What is required: What you output must match the entries exactly, apart from the pictures, which are left out.

Excerpts from an interface dataset
________________________________________
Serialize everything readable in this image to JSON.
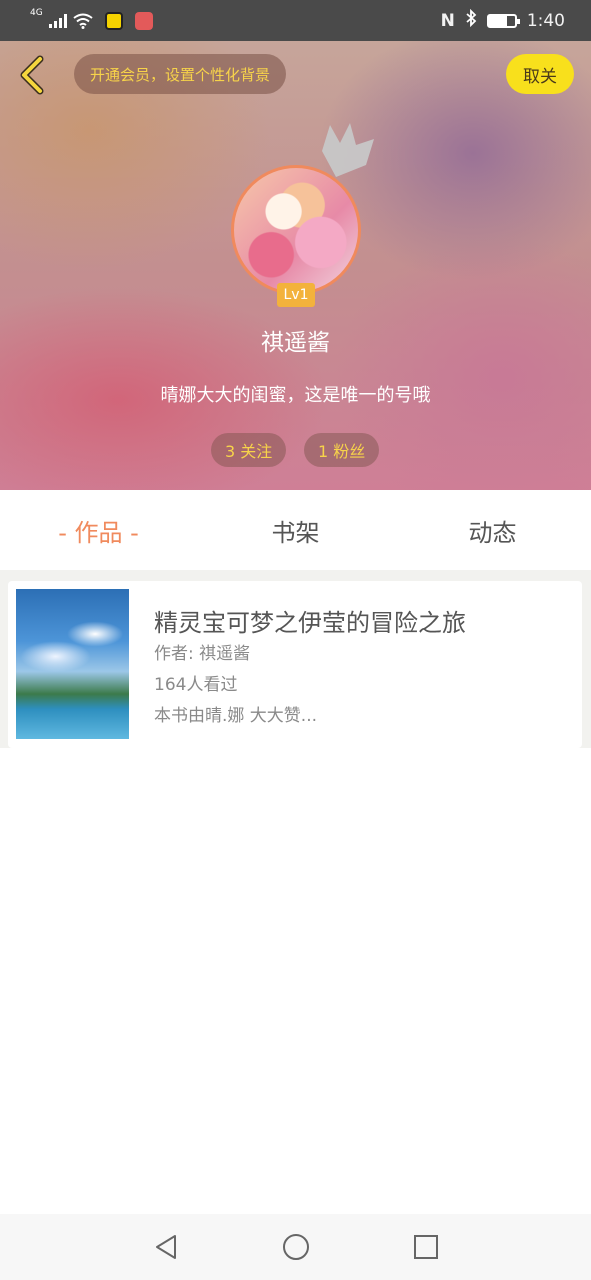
{
  "status_bar": {
    "network": "4G",
    "time": "1:40",
    "nfc": "N"
  },
  "header": {
    "vip_prompt": "开通会员，设置个性化背景",
    "close_label": "取关",
    "level": "Lv1",
    "username": "祺遥酱",
    "bio": "晴娜大大的闺蜜，这是唯一的号哦",
    "following": "3 关注",
    "followers": "1 粉丝"
  },
  "tabs": [
    {
      "label": "- 作品 -",
      "active": true
    },
    {
      "label": "书架",
      "active": false
    },
    {
      "label": "动态",
      "active": false
    }
  ],
  "books": [
    {
      "title": "精灵宝可梦之伊莹的冒险之旅",
      "author": "作者: 祺遥酱",
      "views": "164人看过",
      "desc": "本书由晴.娜 大大赞..."
    }
  ],
  "colors": {
    "accent": "#f08a5d",
    "vip_text": "#f7d34a",
    "close_bg": "#f8e01c",
    "level_bg": "#f3b23c"
  },
  "icons": {
    "back": "chevron-left-icon",
    "crown": "crown-icon",
    "nav_back": "triangle-back-icon",
    "nav_home": "circle-home-icon",
    "nav_recent": "square-recent-icon"
  }
}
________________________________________
Written reply:
Serialize everything readable in this image to JSON.
{
  "status_bar": {
    "network": "4G",
    "time": "1:40",
    "nfc": "N"
  },
  "header": {
    "vip_prompt": "开通会员，设置个性化背景",
    "close_label": "取关",
    "level": "Lv1",
    "username": "祺遥酱",
    "bio": "晴娜大大的闺蜜，这是唯一的号哦",
    "following": "3 关注",
    "followers": "1 粉丝"
  },
  "tabs": [
    {
      "label": "- 作品 -",
      "active": true
    },
    {
      "label": "书架",
      "active": false
    },
    {
      "label": "动态",
      "active": false
    }
  ],
  "books": [
    {
      "title": "精灵宝可梦之伊莹的冒险之旅",
      "author": "作者: 祺遥酱",
      "views": "164人看过",
      "desc": "本书由晴.娜 大大赞..."
    }
  ],
  "colors": {
    "accent": "#f08a5d",
    "vip_text": "#f7d34a",
    "close_bg": "#f8e01c",
    "level_bg": "#f3b23c"
  },
  "icons": {
    "back": "chevron-left-icon",
    "crown": "crown-icon",
    "nav_back": "triangle-back-icon",
    "nav_home": "circle-home-icon",
    "nav_recent": "square-recent-icon"
  }
}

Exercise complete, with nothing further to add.